Five Hundred

One month already, the Facebook Cause was launched, and we are nearing the 500 recruits. 500 people who took the time at least to join the cause. Many using up even more time to invite friends and those in turn taking the time to join in. I want to thank every one of them for their time and effort. Presented like this we have reasons to celebrate, In a month we launched a cause, and a blog and we have recruited a fair amount of people. Things seem to be heading in the right direction.

However, what I find amazing and a bit worrying is that people do join the cause silently. 500 people who uttered 17 remarks on the wall. Even the people who took the time to invite their friends and to recruit people to the cause are just joining in silently as if they are entering a Cathedral or a Mosque for a funeral. Maybe am I slightly unfair as discussions are quite hot on the Cairo Heritage group but I have the feeling people are joining in with no real hope that anything is going to happen. As if they only join so as to reassure themselves that they are not responsible for what is happening and as if to make a statement that when asked for their opinion they would object.

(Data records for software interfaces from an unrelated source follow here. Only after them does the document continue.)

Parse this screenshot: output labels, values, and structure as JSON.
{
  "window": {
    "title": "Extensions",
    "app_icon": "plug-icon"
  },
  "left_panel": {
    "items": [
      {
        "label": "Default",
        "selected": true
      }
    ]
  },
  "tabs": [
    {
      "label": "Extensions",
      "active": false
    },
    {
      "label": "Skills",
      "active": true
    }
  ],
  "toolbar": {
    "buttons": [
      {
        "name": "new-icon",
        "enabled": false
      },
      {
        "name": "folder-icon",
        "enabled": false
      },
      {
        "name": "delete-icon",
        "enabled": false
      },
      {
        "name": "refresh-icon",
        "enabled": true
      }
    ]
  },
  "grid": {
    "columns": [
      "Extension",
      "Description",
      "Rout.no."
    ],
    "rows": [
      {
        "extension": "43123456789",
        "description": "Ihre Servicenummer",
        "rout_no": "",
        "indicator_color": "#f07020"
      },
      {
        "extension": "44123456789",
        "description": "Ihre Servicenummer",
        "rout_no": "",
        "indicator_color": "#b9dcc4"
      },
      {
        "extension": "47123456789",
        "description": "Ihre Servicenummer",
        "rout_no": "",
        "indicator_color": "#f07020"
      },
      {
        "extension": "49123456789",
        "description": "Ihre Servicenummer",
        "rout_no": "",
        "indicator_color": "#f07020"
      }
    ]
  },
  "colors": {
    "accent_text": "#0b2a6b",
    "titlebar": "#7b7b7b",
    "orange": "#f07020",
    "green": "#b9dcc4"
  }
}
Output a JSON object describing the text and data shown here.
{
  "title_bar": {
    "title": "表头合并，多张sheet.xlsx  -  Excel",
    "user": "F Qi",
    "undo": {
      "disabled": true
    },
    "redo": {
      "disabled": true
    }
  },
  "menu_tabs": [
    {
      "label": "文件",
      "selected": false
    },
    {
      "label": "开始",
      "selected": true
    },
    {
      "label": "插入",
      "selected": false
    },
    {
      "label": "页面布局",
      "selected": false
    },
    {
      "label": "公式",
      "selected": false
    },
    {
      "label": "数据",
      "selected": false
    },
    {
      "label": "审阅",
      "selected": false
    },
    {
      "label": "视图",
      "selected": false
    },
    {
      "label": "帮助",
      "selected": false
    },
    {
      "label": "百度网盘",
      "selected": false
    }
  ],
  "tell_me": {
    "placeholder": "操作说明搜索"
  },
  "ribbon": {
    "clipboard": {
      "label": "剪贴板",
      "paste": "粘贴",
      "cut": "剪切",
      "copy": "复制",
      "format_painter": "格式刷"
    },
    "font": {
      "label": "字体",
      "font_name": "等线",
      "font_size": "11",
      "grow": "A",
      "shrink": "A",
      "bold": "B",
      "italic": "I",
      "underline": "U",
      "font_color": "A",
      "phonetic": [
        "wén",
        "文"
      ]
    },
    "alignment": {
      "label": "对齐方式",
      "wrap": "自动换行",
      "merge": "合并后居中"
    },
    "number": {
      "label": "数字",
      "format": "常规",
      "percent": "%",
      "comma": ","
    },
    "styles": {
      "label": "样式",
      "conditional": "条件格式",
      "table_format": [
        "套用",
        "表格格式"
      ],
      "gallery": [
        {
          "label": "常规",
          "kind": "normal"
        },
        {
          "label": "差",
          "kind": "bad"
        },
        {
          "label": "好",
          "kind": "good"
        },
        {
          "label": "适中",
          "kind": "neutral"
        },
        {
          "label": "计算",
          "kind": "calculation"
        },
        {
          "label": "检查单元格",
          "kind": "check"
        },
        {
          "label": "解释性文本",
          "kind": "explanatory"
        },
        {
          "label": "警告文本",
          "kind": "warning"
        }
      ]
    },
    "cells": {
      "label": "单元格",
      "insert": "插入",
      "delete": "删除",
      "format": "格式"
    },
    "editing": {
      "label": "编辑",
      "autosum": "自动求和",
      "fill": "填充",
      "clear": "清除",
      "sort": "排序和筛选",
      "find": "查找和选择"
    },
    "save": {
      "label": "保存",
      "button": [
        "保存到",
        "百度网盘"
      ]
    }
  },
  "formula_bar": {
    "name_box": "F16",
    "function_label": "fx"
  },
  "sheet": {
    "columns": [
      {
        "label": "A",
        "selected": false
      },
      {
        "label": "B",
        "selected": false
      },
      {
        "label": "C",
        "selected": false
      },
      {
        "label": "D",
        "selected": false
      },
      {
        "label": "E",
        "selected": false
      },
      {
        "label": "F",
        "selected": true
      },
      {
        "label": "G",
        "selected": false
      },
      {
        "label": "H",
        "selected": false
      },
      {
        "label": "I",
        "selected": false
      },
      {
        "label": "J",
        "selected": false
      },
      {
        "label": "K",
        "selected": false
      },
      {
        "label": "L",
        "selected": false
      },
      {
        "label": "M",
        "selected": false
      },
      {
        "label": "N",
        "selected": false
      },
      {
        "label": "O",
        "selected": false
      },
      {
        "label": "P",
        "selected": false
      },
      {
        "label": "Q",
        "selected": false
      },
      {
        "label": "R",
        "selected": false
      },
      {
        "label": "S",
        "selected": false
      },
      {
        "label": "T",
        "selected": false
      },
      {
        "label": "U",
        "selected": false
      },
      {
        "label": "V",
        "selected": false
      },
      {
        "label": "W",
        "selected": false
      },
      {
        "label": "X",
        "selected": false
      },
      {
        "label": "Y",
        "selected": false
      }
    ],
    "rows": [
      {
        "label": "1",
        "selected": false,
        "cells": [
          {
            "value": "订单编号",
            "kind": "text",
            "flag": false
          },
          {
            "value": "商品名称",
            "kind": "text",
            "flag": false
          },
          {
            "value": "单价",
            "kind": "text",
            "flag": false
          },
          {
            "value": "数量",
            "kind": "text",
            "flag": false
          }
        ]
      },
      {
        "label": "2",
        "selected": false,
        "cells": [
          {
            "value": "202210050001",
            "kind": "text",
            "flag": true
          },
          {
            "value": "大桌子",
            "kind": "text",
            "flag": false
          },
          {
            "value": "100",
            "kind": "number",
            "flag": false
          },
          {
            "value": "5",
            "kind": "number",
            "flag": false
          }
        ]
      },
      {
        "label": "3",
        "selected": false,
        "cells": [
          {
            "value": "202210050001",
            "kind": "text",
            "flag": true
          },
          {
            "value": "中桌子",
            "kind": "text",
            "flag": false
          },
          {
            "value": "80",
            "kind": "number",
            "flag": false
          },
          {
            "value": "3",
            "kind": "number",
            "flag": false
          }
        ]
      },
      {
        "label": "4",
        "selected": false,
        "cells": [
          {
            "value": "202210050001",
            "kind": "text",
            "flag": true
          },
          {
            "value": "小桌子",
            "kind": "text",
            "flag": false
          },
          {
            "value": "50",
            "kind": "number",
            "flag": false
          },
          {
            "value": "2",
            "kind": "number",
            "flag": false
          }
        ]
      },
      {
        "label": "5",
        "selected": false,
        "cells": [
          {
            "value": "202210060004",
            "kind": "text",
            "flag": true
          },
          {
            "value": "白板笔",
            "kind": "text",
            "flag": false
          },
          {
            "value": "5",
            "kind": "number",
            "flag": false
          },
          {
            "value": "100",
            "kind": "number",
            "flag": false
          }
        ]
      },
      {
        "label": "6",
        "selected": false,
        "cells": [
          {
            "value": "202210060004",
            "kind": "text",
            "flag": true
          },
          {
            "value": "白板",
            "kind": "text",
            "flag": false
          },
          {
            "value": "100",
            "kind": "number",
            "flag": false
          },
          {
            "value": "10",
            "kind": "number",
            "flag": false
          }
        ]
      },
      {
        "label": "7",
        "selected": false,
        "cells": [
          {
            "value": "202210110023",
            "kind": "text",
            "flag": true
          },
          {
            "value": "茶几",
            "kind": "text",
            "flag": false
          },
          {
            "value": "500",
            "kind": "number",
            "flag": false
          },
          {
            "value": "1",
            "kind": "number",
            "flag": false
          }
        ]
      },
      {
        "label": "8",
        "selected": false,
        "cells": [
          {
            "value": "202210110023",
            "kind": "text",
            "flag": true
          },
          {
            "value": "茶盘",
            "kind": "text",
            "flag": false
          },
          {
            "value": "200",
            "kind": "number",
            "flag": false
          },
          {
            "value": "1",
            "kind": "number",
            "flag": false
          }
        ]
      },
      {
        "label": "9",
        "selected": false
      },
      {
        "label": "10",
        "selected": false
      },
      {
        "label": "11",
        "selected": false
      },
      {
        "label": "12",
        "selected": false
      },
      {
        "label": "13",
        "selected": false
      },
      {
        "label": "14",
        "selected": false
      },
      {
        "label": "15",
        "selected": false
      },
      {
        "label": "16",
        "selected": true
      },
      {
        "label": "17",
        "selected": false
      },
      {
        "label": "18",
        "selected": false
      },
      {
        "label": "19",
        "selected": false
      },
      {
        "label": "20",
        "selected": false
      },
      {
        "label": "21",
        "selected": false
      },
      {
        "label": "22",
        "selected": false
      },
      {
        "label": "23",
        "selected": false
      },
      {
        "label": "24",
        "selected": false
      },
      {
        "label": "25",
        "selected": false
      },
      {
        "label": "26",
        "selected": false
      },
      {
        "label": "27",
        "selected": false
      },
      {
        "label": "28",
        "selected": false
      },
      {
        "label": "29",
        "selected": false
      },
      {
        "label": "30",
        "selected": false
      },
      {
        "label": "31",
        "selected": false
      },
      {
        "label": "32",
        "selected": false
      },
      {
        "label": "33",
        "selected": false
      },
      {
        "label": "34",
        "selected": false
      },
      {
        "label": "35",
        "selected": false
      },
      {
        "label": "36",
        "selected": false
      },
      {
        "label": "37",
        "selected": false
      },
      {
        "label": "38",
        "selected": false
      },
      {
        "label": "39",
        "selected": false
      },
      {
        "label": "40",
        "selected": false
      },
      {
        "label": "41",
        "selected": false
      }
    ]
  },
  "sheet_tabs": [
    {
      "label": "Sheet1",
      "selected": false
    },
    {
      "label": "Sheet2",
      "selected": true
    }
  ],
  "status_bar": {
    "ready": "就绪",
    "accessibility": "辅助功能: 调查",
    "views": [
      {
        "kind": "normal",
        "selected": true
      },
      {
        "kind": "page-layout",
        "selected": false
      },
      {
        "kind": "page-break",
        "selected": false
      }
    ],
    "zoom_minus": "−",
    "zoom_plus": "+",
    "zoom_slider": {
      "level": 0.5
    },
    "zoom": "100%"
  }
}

Let's be positive! This is already a tremendous first step, and any long march starts with one tiny step.

Please feel free to comment either here, on the cause page or in the group. Please join us and let's organize ourselves so that at least we inform each other of what happens and when it does. Official media and newspapers are not enough as I know for a fact that many have quit reading newspapers.

I suggest pictures of dismantled buildings or in the process of dismantling being posted wherever and whenever is possible, together with a short history of the building. The reasons of its historical or architectural relevance.

As Mustafa Kamel said: "Life is senseless with despair and
Despair is senseless with life."

Links to the group and the cause are available on our previous post.



Why was this blog started?
I really do not know ...
It all started with a discussion in a group on Facebook. A group whose main topic of discussion is how to try and preserve some of the endangered historical buildings.

As I felt there was an actual concern about those buildings and out of a genuine concern after the final dismantling of this amazing "Villas jumelles" that used to be a school at a point, or the even less understandable dismantling of the Abou el Ela bridge and its disappearance. I thought about launching a cause again on Facebook to see how many are we that are really concerned and who might given the right informations at the right time try their best to prevent such "crimes" .
Somehow, the cause has become a success and has been growing steadily since its launching. It is true that there are no specific plans as yet in order for us to make our voices heard, but in union lies strength .
The next logical step was to launch a blog which eventually might become an "official" voice opposing uncalled for dismantling and eventually to pressure towards restoration of such buildings. And what I personally mean by restoring is not the slightly incredible Walt Disney revamping that happens these days in Islamic or Coptic Cairo.

I do not understand for example the glass veranda on this under restoration building nor why the originally unpainted Stones have been painted in a creamy color that will probably be dirty yellow when it is time for a highly mediatized re inauguration.
Finally, I still mourn the Mohamed Ali Stables in "Beau Lac"that are supposedly under restoration but somehow I doubt it will ever go back to its former glory fearing it will will suffer the same indignity as this British Building that I think was the Gaz company in Abdel Moneim Ryad square whose facade stood for a few years after the building was dismantled raising hopes that it would be kept. But then all of a sudden this standing facade was not standing anymore. Same thing happened to the Matatia Building and I am now really worried about the rest of the Attaba Square. First on the line will probably be the central post office specially after the revamping of all Post offices unless it is the Tiring building that goes first.
I actually hope that this nightmare of mine will never come true...